Catherynne M. Valente's first "major release," The Orphan's Tale: In the Night Garden, differs significantly from the other finalists. While the other three finalists that I reviewed so far were either the beginning or the continuation of a multi-volume saga, Valente's book is not so much a novel as it is a frame story that has dozens of other stories nested within it. This makes for a reading experience that is unlike most of the fiction that is published under the SF aegis every year. Whether or not one will enjoy this type of story depends heavily upon the skills of the author and how well each story relates to each other and to the frame story.
The Basics:The Orphan's Tale: In the Night Garden is the first volume of a duology (the second volume, The Orphan's Tale: In the Cities of Coin and Spice, is due to be released next week in the US). It opens with a deceivingly simple frame story: A girl with odd, tattooed eyes has been sequestered in a garden. Nearby, a boy prince lives. Curious, this boy wanders into this forbidden zone and he and the girl strike up a conversation. Fascinated by her eyes, the prince becomes more and more enthralled with the stories that she begins to tell. These stories, which often involve people, animals, and situations that might at first glance seem akin to those of The Arabian Nights, quickly bend and twist preconceived notions of how a fairy tale ought to commence and end. Monsters have a sensitive side. Transformations occur that are not wholly undesired. Dreams beget dreams and a whole host of possibilities and alternate meanings arise within the texts of stories that feel "familiar" to readers. And through it all, these themes revert back to the frame tale and perhaps to our own fascination with stories and the imagined possibilities that fairy tales bear. This volume ends with dawn breaking and the stories ending; albeit only for a time and perhaps with a more ominous tale to emerge from this meeting of the prince and the mysterious tattooed girl.

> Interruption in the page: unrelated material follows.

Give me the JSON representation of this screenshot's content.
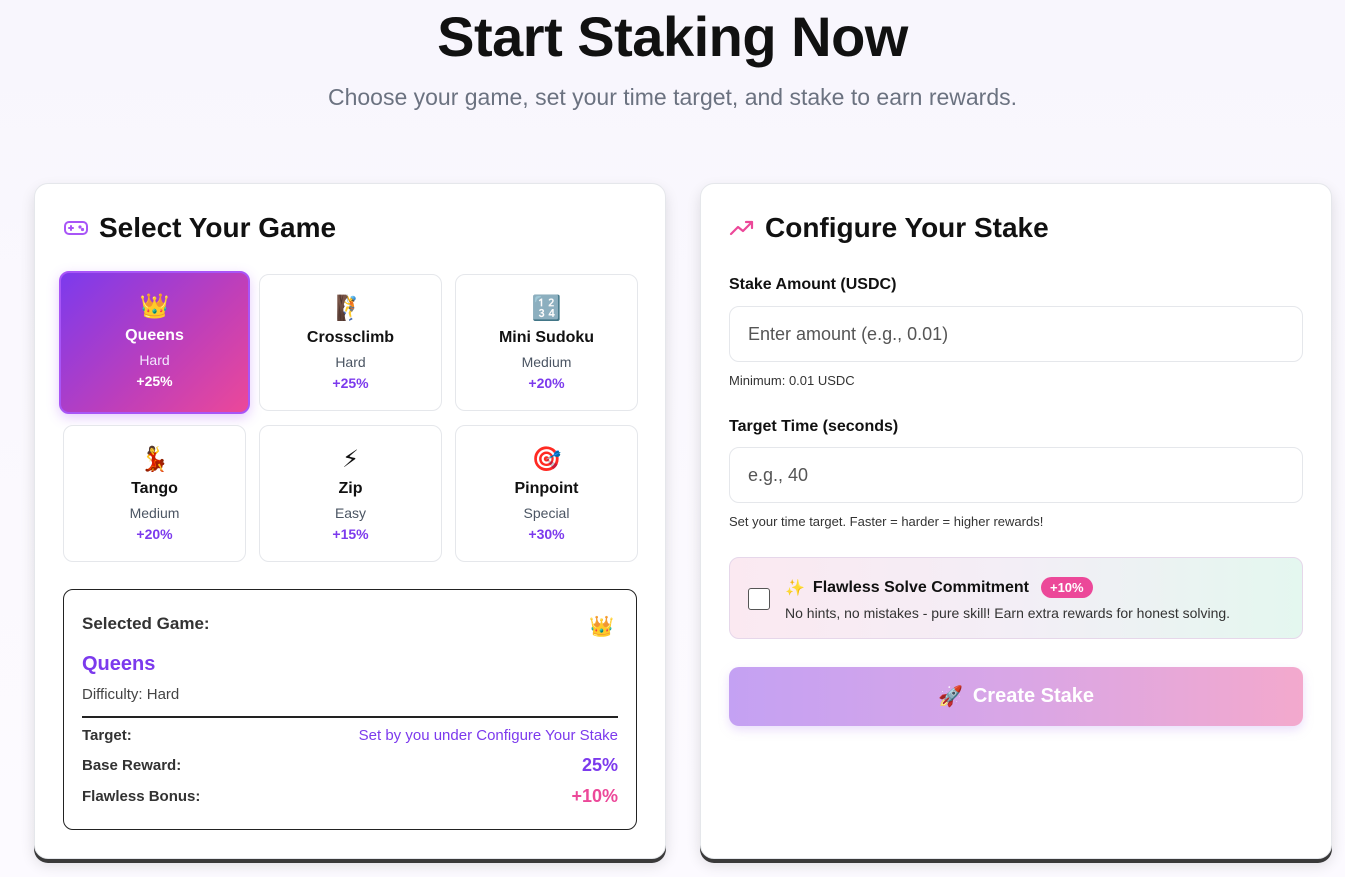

Valente demonstrates here the ability to create vivid tales that bear only just enough of a passing resemblance to "traditional" European fairy tales to seem familiar, but which also contain elements of Eastern legends and things more modern in scope and feel. She displays a great talent for turning a phrase and to making the various characters and situations feel as though if they were first told by bards or minstrels rather than being composed by a single author in the first years of the 21st century. In the Night Garden shows more creativity and imagination than virtually every other recent release in fantasy literature. In a field where the created vistas are praised, Valente's prose and the resulting imagery stands out.
This is not her first novel, but it certainly is more reader-friendly than the beautifully poetic/prose works like Yume no Hon that she had published prior to In the Night Garden. As I said above, she really demonstrates an ability with the English language, but in this case, it feels more "natural" and less "distant" than what I have read of her earlier works. In the Night Garden very well may be her masterpiece and that alone ought to earn her praise for years to come in genre circles.
In the Night Garden is not a book that you can read quickly, if one even ought to desire to do so. As a series of interconnected stories, it is easy for the inattentive reader or one with a short attention span to get "lost" among the myriad shifts of setting, characters, and motives. Although Valente keeps the descriptions to a relatively concise level, some readers used to a more spare writing style may find her writing to be a bit too ornate for their tastes. Finally, some people would rather read a linear novel than to read a rapidly-changing series of stories that in places only vaguely connect to each other and to the frame story.
If the World Fantasy Awards were awarded solely on the basis of inventiveness, In the Night Garden would certainly get the nod. But since they are distributed as much on the ability to craft a story and to create a memorable setting, it is tough to predict how In the Night Garden will fare. Personally, right now (with the King still remaining to be read and reviewed) I would say that the two most deserving candidates are Wolfe and Valente. Not only does she demonstrate an ability to imagine a vivid world in which to people her creative stories, but her writing and characterization are up to that huge task. I chose In the Night Garden over Soldier of Sidon last year in my Best 2006 Releases post here on the OF Blog, and I'm again going to give the edge to Valente, although it certainly would not surprise or disappoint me if Wolfe or even Kushner were to be chosen the winner.